No specific secondary education is required for this job, but maths, English, construction and mechanical technologies, and accounting to at least NCEA Level 2 are useful.
Year 11 and 12 learners can find out more about the construction industry, and gain relevant skills, by doing a National Certificate in Building, Construction and Allied Trades (Levels 1 and 2) through the BConstructive programme.
For Year 11 to 13 learners, trades academies and the STAR and Gateway programmes are good ways to gain relevant experience and skills.
These programmes may help you gain an apprenticeship, but do not reduce the amount of time it takes to complete it.
Building contractors need to be:
- accurate, with an eye for detail
- able to make good judgements
- able to work with a range of people
- motivated, as they often work independently and must find their own work
- good at planning and organising.
Useful experience for building contractors includes:
- carpentry work
- other building trade work
- running a small business.
Building contractors need to be fit, healthy and strong as they have to lift heavy materials and equipment. They must also be comfortable working at heights.
Some building work has to be carried out or overseen by a Licensed Building Practitioner. To get a licence, you have to prove your experience and/or have appropriate qualifications.
Find out more about training
- Building and Construction Industry Training Organisation (BCITO)
- 0800 422 486 - email@example.com - www.bcito.org.nz
- New Zealand Certified Builders Association (NZCB)
- 0800 237 843 - firstname.lastname@example.org - www.nzcb.nz
- Registered Master Builders Federation
- 0800 762 328 - email@example.com - www.masterbuilder.org.nz

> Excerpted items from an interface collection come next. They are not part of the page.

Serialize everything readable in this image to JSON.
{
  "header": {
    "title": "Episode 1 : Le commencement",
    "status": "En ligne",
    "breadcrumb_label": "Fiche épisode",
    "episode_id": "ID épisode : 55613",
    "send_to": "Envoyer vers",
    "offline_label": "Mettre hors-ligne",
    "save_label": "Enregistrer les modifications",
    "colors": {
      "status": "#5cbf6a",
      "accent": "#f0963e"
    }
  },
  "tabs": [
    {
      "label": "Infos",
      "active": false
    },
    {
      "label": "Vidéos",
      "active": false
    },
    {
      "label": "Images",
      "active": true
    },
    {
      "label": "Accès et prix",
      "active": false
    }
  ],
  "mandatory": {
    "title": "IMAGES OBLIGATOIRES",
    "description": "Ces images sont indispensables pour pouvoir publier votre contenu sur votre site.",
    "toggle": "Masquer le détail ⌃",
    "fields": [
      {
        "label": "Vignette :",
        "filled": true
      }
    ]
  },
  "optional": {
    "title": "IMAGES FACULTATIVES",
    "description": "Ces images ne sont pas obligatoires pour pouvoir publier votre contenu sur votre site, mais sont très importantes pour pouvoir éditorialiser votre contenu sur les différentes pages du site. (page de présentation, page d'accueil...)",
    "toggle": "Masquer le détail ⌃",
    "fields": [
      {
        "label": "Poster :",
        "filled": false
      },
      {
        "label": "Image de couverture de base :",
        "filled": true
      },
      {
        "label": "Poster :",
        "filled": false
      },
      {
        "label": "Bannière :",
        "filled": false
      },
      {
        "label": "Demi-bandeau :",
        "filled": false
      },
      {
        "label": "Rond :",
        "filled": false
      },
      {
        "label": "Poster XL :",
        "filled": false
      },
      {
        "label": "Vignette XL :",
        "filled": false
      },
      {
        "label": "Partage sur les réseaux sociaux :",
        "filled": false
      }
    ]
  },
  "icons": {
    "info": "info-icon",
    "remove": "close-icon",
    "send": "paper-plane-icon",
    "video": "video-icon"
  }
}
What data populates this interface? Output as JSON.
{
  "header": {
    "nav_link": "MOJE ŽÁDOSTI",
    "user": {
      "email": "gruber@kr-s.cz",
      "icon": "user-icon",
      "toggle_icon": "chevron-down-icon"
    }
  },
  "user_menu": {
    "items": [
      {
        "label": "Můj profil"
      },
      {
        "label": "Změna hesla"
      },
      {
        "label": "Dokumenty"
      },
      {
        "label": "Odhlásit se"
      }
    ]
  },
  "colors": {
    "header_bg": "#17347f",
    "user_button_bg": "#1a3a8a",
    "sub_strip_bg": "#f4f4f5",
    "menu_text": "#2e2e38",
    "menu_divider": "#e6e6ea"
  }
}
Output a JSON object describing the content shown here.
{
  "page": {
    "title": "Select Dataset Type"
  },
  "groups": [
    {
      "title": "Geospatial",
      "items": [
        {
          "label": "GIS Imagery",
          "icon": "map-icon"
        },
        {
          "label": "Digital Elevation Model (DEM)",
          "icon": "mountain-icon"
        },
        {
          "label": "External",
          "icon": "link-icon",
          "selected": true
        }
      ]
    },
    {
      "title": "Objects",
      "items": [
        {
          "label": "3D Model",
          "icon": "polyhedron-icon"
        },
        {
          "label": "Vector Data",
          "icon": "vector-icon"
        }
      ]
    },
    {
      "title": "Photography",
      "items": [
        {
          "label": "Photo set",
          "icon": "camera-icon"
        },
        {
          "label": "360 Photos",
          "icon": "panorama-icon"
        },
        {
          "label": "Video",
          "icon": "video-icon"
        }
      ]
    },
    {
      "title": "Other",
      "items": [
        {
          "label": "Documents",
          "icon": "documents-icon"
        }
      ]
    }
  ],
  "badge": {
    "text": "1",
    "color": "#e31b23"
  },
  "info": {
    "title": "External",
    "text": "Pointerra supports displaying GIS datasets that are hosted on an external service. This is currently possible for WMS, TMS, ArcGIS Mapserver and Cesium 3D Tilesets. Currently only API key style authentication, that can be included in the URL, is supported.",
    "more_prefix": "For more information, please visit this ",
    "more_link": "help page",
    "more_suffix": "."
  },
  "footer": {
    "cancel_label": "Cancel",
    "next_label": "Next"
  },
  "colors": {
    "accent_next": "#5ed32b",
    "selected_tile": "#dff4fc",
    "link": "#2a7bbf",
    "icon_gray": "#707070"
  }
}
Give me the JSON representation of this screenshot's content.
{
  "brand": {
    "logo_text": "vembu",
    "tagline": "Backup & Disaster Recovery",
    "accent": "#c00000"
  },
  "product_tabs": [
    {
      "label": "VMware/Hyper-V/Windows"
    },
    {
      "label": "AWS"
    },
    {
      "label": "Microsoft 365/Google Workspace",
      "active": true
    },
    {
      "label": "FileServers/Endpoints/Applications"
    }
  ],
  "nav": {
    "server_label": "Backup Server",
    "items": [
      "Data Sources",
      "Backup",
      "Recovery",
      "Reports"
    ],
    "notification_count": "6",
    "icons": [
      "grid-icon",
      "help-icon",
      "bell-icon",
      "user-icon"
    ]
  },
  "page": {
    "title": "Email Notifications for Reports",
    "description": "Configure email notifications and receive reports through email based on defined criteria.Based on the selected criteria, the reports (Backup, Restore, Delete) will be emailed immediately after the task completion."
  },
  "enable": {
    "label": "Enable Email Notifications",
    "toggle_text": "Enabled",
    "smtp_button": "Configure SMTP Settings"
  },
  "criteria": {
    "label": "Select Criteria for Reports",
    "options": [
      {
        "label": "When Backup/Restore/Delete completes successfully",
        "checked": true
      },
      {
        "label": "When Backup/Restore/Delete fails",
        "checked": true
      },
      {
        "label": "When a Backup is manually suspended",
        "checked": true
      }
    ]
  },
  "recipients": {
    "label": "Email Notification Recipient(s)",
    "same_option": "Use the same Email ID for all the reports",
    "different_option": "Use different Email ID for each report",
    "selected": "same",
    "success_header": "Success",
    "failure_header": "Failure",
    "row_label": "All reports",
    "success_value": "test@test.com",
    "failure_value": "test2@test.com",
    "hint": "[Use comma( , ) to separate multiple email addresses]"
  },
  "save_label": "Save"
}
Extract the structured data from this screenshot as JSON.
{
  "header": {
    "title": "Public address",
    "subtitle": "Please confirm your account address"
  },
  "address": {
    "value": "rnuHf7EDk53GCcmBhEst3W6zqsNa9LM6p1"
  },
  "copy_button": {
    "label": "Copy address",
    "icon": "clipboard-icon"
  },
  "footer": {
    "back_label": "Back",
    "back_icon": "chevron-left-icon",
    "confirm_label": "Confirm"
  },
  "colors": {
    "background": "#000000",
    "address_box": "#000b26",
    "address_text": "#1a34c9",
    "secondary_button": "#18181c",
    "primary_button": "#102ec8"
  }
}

What are the chances of getting a job?
Growth in building work means good opportunities for building contractors
Chances of getting a job as a building contractor are good due to:
- moderate growth in construction predicted to extend until at least the end of 2023, meaning more building contractor work
- the Government’s KiwiBuild programme, involving the building of quality, affordable homes over the next decade
- building work needed to upgrade leaky homes and earthquake-prone buildings.
However, like many building jobs this role can be affected by economic conditions. A downturn in the economy can lower demand for building contractors.
Building contractor on two skill shortage lists
The roles of project builder, building project manager and site foreman (building contractor) appear on Immigration New Zealand's long-term skill and construction and infrastructure skill shortage list. This means the Government is actively encouraging skilled building contractors from overseas to work in New Zealand.
According to the Census, 34,344 building contractors worked in New Zealand in 2018.
Chances best with management experience
You can increase your chances of becoming a building contractor by:
- getting qualified in building supervision and building technology
- getting management experience on building sites
Self employment usual among building contractors
Building contractors work directly for clients, or as subcontractors to larger building firms.
- BRANZ and Pacifecon, 'National Construction Pipeline Report 7', August 2019, (www.mbie.govt.nz).
- Cooke, H, 'Govt unveils $12b infrastructure boost, much of it focused on roads and rail, 11 December 2019, (www.stuff.co.nz).
- Florence, G, chief executive, Certified Builders Association, careers.govt.nz interview, December 2019.
- Immigration New Zealand, 'Construction and Infrastructure Skill Shortage List', 27 May 2019, (www.immigration.govt.nz).
- Immigration New Zealand, 'Long Term Skill Shortage List', 27 May 2019, (www.immigration.govt.nz).
- Stats NZ, '2018 Census Data', 2019.
(This information is a guide only. Find out more about the sources of our job opportunities information)
Progression and specialisations
Independent building contractors may progress to management positions in building companies or move into construction site management or project management roles.
Building contractors may specialise in commercial or residential building work.
Last updated 24 January 2023